When they are all seated Izzie was the first one to say anything. "You know what we should do," she says keenly, "We should all go around in the circle and say the thing we'll remember most about Meredith."
They all mumble variations of 'good idea'.
"Dr Bailey, why don't you go first," Izzie offers.
"The thing I will remember the most about Meredith Grey is the way she fought so hard to try to get us to help the woman impaled by the pole after the train accident," Bailey says. "I remember that because it just showed how much she cared about her patients."
"May I go next?" Joe asked.
"One word: Tequila."
"You took mine!" Cristina whines jokingly.
There's a soft knock at the door. Joe stands up and walks toward it. "Can't people read a 'closed' sign anymore," he mutters.
"Good evening, Joe."
"Good evening, Dr Shepherd," Joe answers.
Derek walks into the bar, and braces himself for what reaction may follow. The interns are looking at him, and he knows that none of them know what to say. The interns turn to look at Bailey for the answers.
"It's good to see you, Dr Shepherd," Bailey says sincerely.
"Please, call me Derek."
"We're remembering Meredith," George blurts out nervously. He's not sure if he should have said anything.
"Would you care to join us?" Cristina asks.
"Yes. Yes I would."
Derek sits on the spare, empty chair; the one that George had left out for Meredith, even though he knew she wasn't going to sit on it. George thinks that maybe Meredith made him set out that chair because she knew that Derek would be there tonight.
"The thing I remember most about Meredith," Cristina begins, "is her being my person."
Nobody is exactly sure what this means; yet they understand the sentiment at the same time.
"The thing I remember about Meredith is how we used to sit in the kitchen with a tub of ice cream and just talk about men and life and everything," Izzie declares.
"I remember how she always tried to make things up to you and she always apologised sincerely if she wronged you, and how she was so forgiving," George adds.
"I'll always remember how she got drunk and slept with inappropriate men," Alex laughs, forgetting Derek is there. "Sorry Dr Shepherd," he mumbles.
"Would you like to say something, Dr She- Derek?"
"I would. Very much," Derek answers George's question smiling. "Lavender. I'll remember her lavender conditioner. Her laugh. Her smile. Her stubbornness. Her determination. And I know she's watching over us all. I know she's my OR. I know she's in the cafeteria with you guys at lunchtime. And I think she's here with us all just now, listening to us talk about her, and probably making a mental note to kick your ass Karev."
They all laugh and agree.
"I know she's with us, all the time," Derek concludes, smiling. He closes his eyes, and so is Meredith.
"I'll drink to that," Cristina says smiling.
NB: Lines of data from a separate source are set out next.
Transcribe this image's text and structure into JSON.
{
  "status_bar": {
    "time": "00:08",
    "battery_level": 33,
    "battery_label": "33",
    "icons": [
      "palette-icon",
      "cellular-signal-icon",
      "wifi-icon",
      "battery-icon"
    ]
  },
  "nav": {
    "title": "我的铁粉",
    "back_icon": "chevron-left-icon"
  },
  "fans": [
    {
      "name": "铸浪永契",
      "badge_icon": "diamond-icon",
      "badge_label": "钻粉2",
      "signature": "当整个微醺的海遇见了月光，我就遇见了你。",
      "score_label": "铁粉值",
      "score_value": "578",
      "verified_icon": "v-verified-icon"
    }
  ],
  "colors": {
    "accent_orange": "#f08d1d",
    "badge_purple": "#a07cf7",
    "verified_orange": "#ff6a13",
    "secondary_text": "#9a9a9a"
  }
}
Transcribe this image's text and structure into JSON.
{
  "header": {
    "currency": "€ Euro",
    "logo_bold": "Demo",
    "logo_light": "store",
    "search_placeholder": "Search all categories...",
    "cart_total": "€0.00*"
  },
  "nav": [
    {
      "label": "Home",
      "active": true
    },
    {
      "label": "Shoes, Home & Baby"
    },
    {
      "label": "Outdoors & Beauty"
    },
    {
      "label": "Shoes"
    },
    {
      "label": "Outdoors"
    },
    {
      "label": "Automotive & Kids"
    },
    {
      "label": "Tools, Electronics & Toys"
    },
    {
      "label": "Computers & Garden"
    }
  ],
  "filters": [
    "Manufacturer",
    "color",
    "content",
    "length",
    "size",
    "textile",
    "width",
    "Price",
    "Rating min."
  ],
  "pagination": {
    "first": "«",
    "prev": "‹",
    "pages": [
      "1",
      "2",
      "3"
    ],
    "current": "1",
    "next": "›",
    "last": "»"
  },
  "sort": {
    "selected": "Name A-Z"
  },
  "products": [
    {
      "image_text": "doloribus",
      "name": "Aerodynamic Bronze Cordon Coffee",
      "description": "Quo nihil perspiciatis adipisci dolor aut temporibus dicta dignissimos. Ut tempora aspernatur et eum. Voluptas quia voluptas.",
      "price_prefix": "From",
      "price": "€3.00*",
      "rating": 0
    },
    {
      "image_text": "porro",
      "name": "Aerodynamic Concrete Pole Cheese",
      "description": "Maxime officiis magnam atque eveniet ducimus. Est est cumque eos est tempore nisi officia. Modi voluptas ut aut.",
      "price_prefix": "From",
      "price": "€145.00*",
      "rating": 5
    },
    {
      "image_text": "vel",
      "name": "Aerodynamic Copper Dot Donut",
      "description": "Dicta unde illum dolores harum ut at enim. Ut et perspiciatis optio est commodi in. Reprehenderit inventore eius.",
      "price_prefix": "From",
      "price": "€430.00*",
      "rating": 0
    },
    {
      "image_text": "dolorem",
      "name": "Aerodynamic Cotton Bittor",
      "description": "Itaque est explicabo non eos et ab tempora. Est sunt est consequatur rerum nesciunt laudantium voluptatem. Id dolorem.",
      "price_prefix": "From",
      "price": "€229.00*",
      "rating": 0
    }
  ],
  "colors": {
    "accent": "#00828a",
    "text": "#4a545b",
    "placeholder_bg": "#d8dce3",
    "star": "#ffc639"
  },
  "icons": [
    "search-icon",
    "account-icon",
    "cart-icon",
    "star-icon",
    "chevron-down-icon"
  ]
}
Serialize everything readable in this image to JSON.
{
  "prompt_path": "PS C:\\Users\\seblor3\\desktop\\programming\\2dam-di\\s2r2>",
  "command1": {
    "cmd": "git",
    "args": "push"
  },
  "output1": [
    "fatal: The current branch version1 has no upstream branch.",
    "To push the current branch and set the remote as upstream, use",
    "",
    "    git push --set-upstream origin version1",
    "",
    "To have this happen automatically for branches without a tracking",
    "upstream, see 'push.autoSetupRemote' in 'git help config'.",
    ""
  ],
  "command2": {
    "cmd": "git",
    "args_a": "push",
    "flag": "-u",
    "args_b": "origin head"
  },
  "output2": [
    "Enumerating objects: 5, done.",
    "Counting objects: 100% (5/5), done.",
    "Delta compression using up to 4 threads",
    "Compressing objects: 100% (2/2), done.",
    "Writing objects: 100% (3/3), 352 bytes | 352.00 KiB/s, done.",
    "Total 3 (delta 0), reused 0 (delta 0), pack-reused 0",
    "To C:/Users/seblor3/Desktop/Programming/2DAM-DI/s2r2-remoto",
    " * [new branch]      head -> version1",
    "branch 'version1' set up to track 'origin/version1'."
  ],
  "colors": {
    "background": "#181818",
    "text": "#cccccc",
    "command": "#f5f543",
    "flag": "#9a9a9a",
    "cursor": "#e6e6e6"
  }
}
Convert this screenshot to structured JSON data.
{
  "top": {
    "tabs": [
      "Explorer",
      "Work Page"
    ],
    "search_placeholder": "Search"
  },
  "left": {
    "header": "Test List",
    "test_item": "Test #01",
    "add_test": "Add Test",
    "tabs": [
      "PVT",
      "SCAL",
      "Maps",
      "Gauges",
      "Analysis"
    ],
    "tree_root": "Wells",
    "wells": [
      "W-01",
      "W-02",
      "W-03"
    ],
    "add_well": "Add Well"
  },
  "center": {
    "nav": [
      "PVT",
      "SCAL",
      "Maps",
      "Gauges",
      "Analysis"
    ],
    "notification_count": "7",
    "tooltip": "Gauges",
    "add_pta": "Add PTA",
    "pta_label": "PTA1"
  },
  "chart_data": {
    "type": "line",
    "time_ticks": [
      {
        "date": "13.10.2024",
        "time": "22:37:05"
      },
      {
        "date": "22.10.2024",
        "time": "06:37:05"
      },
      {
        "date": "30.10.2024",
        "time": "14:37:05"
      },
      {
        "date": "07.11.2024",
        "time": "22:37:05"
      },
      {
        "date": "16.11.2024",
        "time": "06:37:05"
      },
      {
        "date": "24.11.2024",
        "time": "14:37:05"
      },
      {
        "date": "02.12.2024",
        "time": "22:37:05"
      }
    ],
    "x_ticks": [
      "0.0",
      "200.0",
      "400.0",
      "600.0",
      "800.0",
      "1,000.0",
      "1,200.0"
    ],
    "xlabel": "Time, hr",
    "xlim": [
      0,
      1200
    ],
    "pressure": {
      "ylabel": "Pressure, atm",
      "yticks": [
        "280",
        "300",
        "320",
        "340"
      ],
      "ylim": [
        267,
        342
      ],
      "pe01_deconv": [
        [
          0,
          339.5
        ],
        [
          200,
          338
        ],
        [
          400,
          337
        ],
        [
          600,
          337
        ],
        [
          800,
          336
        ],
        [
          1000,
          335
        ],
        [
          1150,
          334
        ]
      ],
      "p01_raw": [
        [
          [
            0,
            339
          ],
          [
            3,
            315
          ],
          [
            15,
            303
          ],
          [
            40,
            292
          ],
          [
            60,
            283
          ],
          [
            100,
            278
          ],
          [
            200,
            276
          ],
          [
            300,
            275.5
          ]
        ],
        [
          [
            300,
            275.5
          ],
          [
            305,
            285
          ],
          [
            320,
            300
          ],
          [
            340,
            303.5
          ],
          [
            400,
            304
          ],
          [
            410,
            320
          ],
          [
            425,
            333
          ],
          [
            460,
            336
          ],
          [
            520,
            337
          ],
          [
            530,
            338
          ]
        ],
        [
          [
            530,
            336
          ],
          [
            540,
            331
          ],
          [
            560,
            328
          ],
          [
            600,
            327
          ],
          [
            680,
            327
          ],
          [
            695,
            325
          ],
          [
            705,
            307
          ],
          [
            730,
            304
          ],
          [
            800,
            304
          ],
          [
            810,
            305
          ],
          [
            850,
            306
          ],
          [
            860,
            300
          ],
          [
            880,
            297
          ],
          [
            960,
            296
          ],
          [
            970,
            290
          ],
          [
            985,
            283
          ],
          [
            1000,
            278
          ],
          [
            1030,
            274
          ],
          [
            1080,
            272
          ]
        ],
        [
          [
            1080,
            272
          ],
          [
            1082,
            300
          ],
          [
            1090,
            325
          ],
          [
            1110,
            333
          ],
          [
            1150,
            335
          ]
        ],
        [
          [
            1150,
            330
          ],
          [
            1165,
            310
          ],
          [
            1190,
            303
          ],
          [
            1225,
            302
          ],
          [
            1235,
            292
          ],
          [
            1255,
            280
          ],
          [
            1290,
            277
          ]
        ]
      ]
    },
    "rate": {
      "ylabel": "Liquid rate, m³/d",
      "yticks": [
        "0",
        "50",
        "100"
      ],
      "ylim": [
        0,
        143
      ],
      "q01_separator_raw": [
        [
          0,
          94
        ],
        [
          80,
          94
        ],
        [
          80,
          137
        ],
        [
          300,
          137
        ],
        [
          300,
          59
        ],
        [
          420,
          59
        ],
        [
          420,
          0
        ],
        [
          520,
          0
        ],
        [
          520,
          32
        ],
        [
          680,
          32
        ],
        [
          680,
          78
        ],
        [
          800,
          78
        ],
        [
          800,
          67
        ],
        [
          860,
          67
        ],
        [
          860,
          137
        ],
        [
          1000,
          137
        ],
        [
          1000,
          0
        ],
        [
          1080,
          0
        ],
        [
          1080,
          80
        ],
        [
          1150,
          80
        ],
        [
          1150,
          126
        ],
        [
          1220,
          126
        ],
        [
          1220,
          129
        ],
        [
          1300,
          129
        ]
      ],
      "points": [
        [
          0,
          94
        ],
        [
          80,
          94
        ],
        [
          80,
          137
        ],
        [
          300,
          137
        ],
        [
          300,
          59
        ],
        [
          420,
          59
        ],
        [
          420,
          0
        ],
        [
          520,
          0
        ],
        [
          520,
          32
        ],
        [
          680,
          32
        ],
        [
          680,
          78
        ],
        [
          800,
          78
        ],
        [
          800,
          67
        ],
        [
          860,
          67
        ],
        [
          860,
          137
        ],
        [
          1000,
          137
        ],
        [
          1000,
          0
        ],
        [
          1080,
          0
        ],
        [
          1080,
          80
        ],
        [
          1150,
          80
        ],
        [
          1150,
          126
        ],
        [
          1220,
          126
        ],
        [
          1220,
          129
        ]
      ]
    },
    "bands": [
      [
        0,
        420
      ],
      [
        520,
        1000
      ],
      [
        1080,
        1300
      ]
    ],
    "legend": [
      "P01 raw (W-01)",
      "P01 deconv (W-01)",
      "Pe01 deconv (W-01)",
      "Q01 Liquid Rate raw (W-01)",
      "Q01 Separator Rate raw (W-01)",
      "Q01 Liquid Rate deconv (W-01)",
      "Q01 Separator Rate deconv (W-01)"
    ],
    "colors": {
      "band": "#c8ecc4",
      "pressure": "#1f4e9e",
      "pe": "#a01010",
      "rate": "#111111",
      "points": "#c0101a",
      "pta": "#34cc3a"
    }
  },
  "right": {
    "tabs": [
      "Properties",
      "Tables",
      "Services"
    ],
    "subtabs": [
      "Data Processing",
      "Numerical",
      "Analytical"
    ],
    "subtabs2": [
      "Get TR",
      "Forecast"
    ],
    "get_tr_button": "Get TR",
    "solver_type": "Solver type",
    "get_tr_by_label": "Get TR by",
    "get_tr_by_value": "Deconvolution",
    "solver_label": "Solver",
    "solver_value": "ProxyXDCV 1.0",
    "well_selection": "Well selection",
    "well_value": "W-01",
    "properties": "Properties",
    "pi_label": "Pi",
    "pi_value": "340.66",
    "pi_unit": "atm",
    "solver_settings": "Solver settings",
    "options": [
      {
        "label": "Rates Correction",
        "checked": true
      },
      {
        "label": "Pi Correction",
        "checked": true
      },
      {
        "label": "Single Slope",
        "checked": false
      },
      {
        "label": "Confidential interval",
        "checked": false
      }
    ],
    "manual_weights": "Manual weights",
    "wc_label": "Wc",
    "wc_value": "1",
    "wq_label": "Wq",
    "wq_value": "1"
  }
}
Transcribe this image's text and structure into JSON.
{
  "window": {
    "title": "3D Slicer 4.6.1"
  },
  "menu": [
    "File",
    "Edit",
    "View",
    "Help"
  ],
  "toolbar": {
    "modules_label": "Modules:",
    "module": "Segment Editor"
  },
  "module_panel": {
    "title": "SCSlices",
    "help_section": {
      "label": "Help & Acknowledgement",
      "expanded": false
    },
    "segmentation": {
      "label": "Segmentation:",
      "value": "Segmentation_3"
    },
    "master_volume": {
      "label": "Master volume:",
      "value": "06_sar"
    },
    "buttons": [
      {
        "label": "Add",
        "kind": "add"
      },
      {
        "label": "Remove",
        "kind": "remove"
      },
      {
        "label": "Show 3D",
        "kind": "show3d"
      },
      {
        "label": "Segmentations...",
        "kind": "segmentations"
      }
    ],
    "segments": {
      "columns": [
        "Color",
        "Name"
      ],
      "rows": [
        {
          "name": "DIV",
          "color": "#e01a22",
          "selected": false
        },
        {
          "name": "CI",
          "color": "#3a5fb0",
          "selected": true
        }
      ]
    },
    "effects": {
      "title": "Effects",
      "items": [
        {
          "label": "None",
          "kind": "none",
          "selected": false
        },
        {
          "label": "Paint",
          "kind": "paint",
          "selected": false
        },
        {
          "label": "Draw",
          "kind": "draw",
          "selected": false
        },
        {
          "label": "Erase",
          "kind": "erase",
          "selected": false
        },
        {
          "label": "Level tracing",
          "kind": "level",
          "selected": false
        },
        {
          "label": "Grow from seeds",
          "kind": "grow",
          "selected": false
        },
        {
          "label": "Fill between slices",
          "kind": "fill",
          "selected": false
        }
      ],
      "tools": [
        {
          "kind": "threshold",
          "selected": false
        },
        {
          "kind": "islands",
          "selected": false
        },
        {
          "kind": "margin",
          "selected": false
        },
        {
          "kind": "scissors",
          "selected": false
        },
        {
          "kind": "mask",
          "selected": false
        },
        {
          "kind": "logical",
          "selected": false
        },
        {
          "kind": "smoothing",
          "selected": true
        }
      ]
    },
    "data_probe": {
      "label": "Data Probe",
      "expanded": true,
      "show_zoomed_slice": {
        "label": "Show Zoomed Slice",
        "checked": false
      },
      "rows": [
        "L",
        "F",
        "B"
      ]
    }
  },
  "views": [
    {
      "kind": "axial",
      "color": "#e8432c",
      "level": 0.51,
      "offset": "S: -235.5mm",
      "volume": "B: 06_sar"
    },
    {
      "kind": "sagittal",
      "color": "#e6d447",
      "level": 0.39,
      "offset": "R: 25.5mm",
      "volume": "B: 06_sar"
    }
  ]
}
She looks round the table, and they're all smiling.
Derek raises his glass of tequila and says, "To Meredith."
Everyone raises his and her own glass. They all speak at the same time: "To Meredith."
The night is here, the day is gone
And the world spins madly on
I thought of you, and where you've gone
And the world spins madly on.
(The Weepies, World Spins Madly On)